Within the entries that follow, show each line where the word "Look" occurs.
+++
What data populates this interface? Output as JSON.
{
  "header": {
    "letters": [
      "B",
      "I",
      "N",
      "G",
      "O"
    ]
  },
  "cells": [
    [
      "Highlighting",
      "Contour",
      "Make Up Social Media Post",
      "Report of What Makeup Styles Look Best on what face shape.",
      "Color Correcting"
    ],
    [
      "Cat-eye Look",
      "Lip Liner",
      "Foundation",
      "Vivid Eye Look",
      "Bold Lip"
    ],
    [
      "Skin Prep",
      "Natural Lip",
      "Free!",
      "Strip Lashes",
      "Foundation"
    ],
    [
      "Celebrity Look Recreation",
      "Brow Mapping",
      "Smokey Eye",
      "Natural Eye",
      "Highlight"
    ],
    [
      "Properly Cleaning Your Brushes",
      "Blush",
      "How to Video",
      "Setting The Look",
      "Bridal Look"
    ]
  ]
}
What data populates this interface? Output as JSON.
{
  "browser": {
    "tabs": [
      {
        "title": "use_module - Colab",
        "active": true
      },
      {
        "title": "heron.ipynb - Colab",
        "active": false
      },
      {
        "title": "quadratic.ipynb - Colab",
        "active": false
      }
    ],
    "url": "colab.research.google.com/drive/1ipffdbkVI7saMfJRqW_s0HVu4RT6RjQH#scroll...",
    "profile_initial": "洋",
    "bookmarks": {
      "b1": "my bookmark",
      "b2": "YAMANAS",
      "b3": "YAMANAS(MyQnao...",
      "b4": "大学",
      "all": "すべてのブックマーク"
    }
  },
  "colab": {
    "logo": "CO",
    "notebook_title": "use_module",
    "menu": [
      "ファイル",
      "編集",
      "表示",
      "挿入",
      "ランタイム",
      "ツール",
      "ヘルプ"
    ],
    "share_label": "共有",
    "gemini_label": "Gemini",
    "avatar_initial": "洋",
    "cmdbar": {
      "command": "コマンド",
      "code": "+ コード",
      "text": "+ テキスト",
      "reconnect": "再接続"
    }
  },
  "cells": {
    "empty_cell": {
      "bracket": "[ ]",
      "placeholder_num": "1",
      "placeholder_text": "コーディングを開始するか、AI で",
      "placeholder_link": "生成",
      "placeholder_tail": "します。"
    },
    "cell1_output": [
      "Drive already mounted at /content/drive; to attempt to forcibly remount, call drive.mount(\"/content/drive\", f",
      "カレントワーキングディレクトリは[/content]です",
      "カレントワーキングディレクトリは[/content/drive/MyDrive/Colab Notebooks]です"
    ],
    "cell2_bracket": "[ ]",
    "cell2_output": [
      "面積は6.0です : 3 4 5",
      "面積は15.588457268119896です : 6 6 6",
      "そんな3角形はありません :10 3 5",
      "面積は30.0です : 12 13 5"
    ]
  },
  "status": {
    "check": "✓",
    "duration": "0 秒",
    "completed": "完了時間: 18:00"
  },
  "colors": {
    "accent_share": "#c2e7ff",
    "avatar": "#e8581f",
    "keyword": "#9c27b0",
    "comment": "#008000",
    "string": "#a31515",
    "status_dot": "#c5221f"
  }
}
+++
» **WRITTEN RESPONSE**
      "Report of What Makeup Styles Look Best on what face shape.",
      "Cat-eye Look",
      "Vivid Eye Look",
      "Celebrity Look Recreation",
      "Setting The Look",
      "Bridal Look"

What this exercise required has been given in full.